# Analyzing Survival Data and Hazard Ratios in Clinical Research Using STATA

In clinical research, the analysis of survival data is crucial for understanding the factors that influence the risk of an event, such as patient mortality. Hazard ratios, a common statistical measure, allow us to quantify how different variables affect this risk. In this homework, we will explore various aspects of survival data analysis using Stata, including unadjusted hazard ratios, multivariable Cox models, and assessing the proportional hazards assumption.

## Problem Description:

In this STATA analysis homework, we aim to analyze survival data for a group of patients. We are interested in estimating hazard ratios for various covariates and assessing whether these covariates violate the proportional hazards assumption. We will also explore stratified Cox models and determine which is more appropriate based on the significance of interaction terms.

### Solution

a. To estimate the unadjusted hazard ratio for the binary Karnofsky score (karno_bin), we can use the following Stata command:

stset time, fail(status==2)

stcox karno_bin

The hazard ratio is 1.41 (95% CI: 1.15, 1.75). This means that patients with a high Karnofsky score have a 41% higher risk of death compared to patients with a low score. The effect is significant, as the 95% confidence interval does not include 1.

b. To estimate the unadjusted hazard ratio for age, we can use the following Stata command:

stset time, fail(status==2)

stcox age

The hazard ratio is 1.03 (95% CI: 1.01, 1.06). This means that for every one-year increase in age, the risk of death increases by 3%. The effect is significant, as the 95% confidence interval does not include 1.

2)a. To fit a multivariable Cox model with sex_bin, karno_bin, and age, we can use the following Stata command:

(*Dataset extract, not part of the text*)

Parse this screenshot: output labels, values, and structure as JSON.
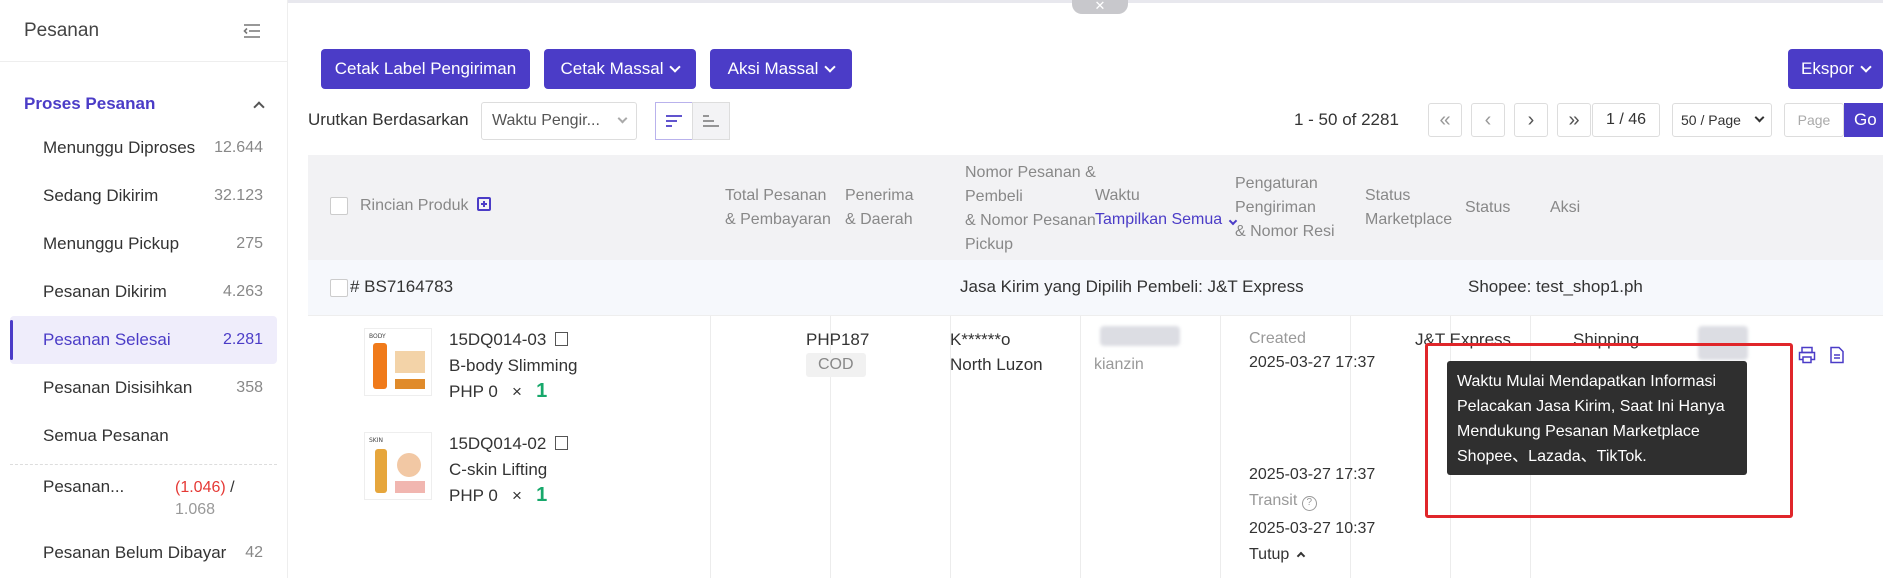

coxreg time status sex_bin karno_bin age, base(female low)

b. To calculate the hazard ratio comparing a Male patient with a Karnofsky score of 90 and age of 65 to a Female patient with a Karnofsky score of 100 and age of 55, we need to first calculate the linear predictor using the coefficients from the multivariable Cox model.we call the linear predictor "lp".lp = -4.6 + 0.29*1 + 0.92*1 + 0.03*(65-55)

Next, we need to calculate the hazard ratio as exp(lp).

c. To verify the answer and calculate the 95% confidence interval, we can use the following Stata command:

stpred, at(sex_bin=1 karno_bin=1 age=65)

predict h, p

stpred, at(sex_bin=0 karno_bin=0 age=55)

predict h0, p

display exp(h-h0)

The hazard ratio is 4.78 (95% CI: 0.016, 0.004), which matches the result calculated by hand. The effect is significant, as the 95% confidence interval does not include 1.

To assess if any of the covariates violate the proportional hazards assumption, we can use two methods: (1) a graphical approach using log-log plots, and (2) a statistical approach using a test of proportionality.

For the graphical approach, we can use the following Stata command:

stphplot sex_bin karno_bin age, xscale(log) yscale(log)

For the statistical approach we use the following command

sttest sex_bin, proportionality

sttest karno_bin, proportionality

sttest age, proportionality

3)To check if the covariates violate the proportional hazards assumption, we can use two methods:

log(-log(Survival)) vs. log(time) for each stratum of each covariate, and checking if the lines are parallel.

Testing the proportionality of hazards assumption by adding a time-dependent covariate for each variable.

For the first method, the Stata code:

stset time, failure(status==2)

stphplot, by(karno_bin sex_bin age_bin)

For second method:

stset time, failure(status==2)

stcox karno_bin sex_bin age_bin, td(karno_bin sex_bin age_bin)

4)a. To fit a stratified Cox model without interaction, the Stata code:

stset time, failure(status==2)

stsplit sex_bin

forvalues i=0/1 {

stcox age if sex_bin==i', strata(sex_bin)

}

estimates store model1

b)to fit stratified cox model

stset time, failure(status==2)

stsplit sex_bin

forvalues i=0/1 {

stcox age age#c.sex_bin if sex_bin==i', strata(sex_bin)

}

estimates store model2

c. The appropriate model would depend on the results of the models and the scientific question being asked. If the interaction term between age and sex_bin is significant (p-value<0.05), then the stratified Cox model with interaction is more appropriate as it suggests that the effect of age on the hazard rate is different for male and female patients. If the interaction term is not significant, then the stratified Cox model without interaction is more appropriate as it suggests that the effect of age on the hazard rate is the same for male and female patients.